◆ Task brief
The pictures are to be left out when the listing below is reproduced word for word.
(Information shown begins)
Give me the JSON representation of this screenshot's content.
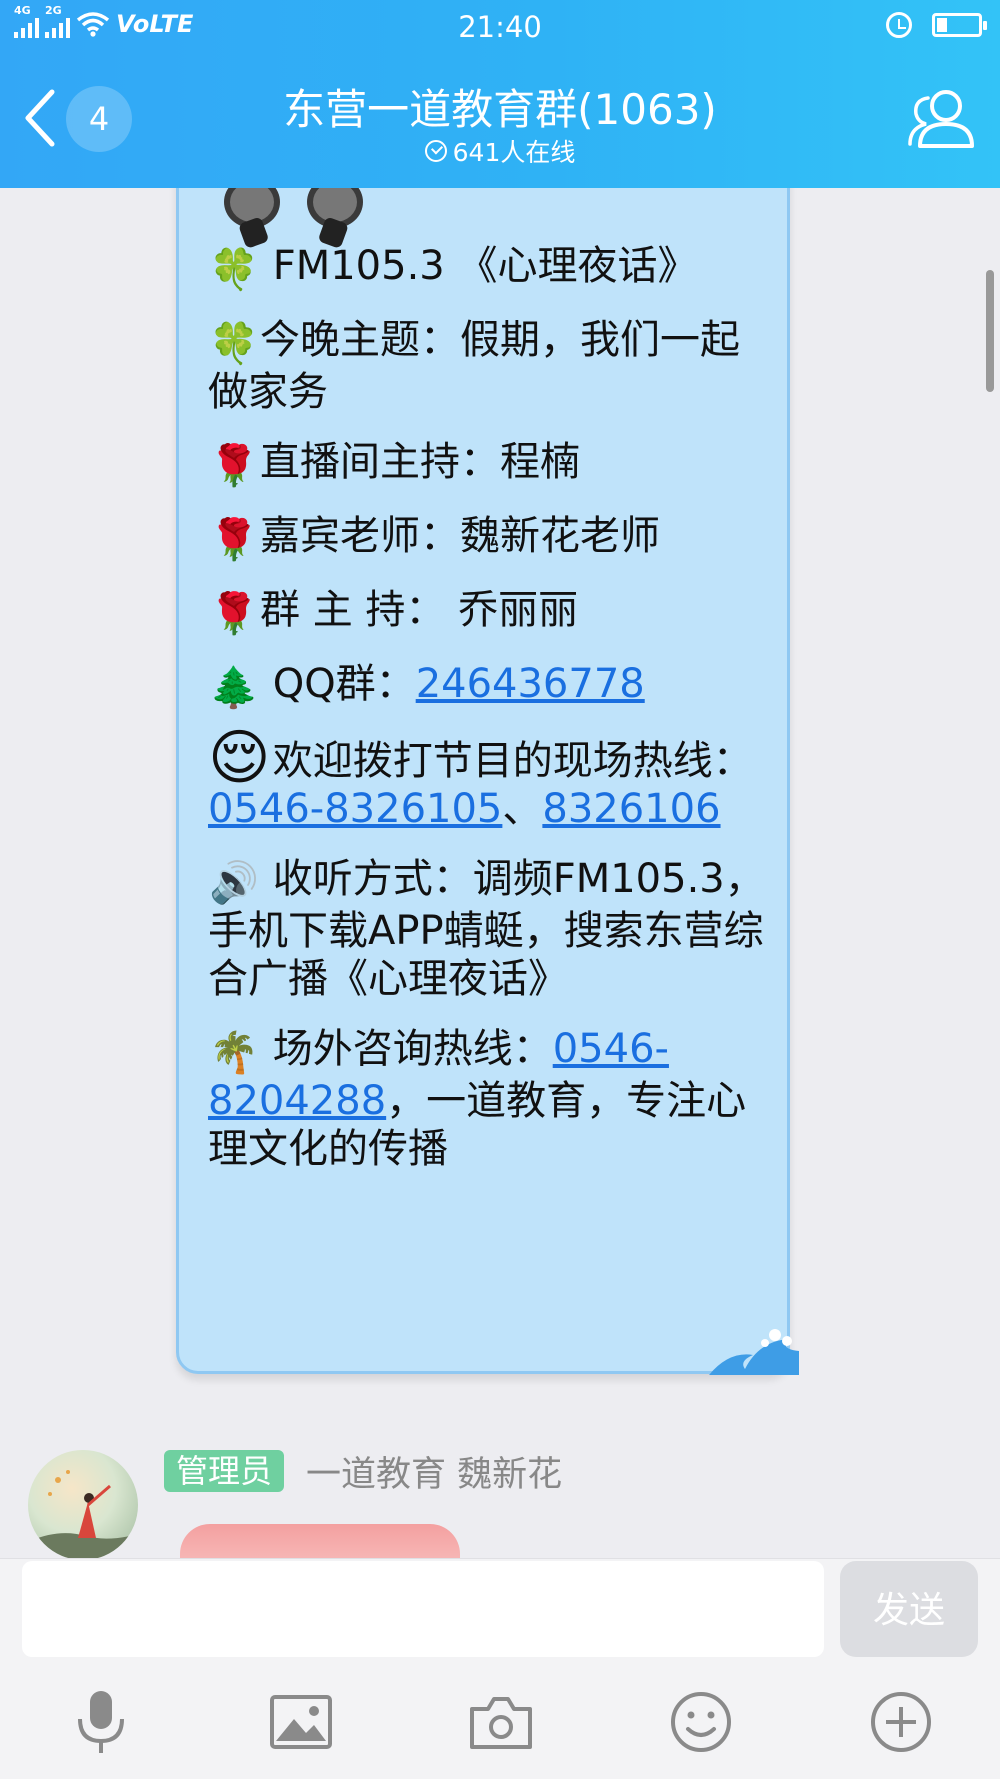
{
  "status_bar": {
    "net1": "4G",
    "net2": "2G",
    "volte": "VoLTE",
    "time": "21:40"
  },
  "header": {
    "unread_count": "4",
    "title": "东营一道教育群(1063)",
    "online": "641人在线"
  },
  "message": {
    "lines": [
      {
        "emoji": "🍀",
        "pre": " FM105.3 《心理夜话》",
        "link": "",
        "post": ""
      },
      {
        "emoji": "🍀",
        "pre": "今晚主题：假期，我们一起做家务",
        "link": "",
        "post": ""
      },
      {
        "emoji": "🌹",
        "pre": "直播间主持：程楠",
        "link": "",
        "post": ""
      },
      {
        "emoji": "🌹",
        "pre": "嘉宾老师：魏新花老师",
        "link": "",
        "post": ""
      },
      {
        "emoji": "🌹",
        "pre": "群 主 持：  乔丽丽",
        "link": "",
        "post": ""
      },
      {
        "emoji": "🌲",
        "pre": " QQ群：",
        "link": "246436778",
        "post": ""
      },
      {
        "emoji": "😌",
        "pre": " 欢迎拨打节目的现场热线：",
        "link": "0546-8326105",
        "post": "、",
        "link2": "8326106"
      },
      {
        "emoji": "🔊",
        "pre": " 收听方式：调频FM105.3，手机下载APP蜻蜓，搜索东营综合广播《心理夜话》",
        "link": "",
        "post": ""
      },
      {
        "emoji": "🌴",
        "pre": " 场外咨询热线：",
        "link": "0546-8204288",
        "post": "，一道教育，专注心理文化的传播"
      }
    ]
  },
  "next_message": {
    "badge": "管理员",
    "sender": "一道教育 魏新花"
  },
  "input": {
    "placeholder": "",
    "send_label": "发送"
  },
  "toolbar": [
    "mic-icon",
    "image-icon",
    "camera-icon",
    "emoji-icon",
    "plus-icon"
  ],
  "colors": {
    "header_blue": "#2fb2f5",
    "bubble_blue": "#bfe3fa",
    "link_blue": "#1a6fe0",
    "admin_green": "#6fd0a0"
  }
}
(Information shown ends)
◆ Solution to this exercise
Give me the JSON representation of this screenshot's content.
{
  "status_bar": {
    "net1": "4G",
    "net2": "2G",
    "volte": "VoLTE",
    "time": "21:40"
  },
  "header": {
    "unread_count": "4",
    "title": "东营一道教育群(1063)",
    "online": "641人在线"
  },
  "message": {
    "lines": [
      {
        "emoji": "🍀",
        "pre": " FM105.3 《心理夜话》",
        "link": "",
        "post": ""
      },
      {
        "emoji": "🍀",
        "pre": "今晚主题：假期，我们一起做家务",
        "link": "",
        "post": ""
      },
      {
        "emoji": "🌹",
        "pre": "直播间主持：程楠",
        "link": "",
        "post": ""
      },
      {
        "emoji": "🌹",
        "pre": "嘉宾老师：魏新花老师",
        "link": "",
        "post": ""
      },
      {
        "emoji": "🌹",
        "pre": "群 主 持：  乔丽丽",
        "link": "",
        "post": ""
      },
      {
        "emoji": "🌲",
        "pre": " QQ群：",
        "link": "246436778",
        "post": ""
      },
      {
        "emoji": "😌",
        "pre": " 欢迎拨打节目的现场热线：",
        "link": "0546-8326105",
        "post": "、",
        "link2": "8326106"
      },
      {
        "emoji": "🔊",
        "pre": " 收听方式：调频FM105.3，手机下载APP蜻蜓，搜索东营综合广播《心理夜话》",
        "link": "",
        "post": ""
      },
      {
        "emoji": "🌴",
        "pre": " 场外咨询热线：",
        "link": "0546-8204288",
        "post": "，一道教育，专注心理文化的传播"
      }
    ]
  },
  "next_message": {
    "badge": "管理员",
    "sender": "一道教育 魏新花"
  },
  "input": {
    "placeholder": "",
    "send_label": "发送"
  },
  "toolbar": [
    "mic-icon",
    "image-icon",
    "camera-icon",
    "emoji-icon",
    "plus-icon"
  ],
  "colors": {
    "header_blue": "#2fb2f5",
    "bubble_blue": "#bfe3fa",
    "link_blue": "#1a6fe0",
    "admin_green": "#6fd0a0"
  }
}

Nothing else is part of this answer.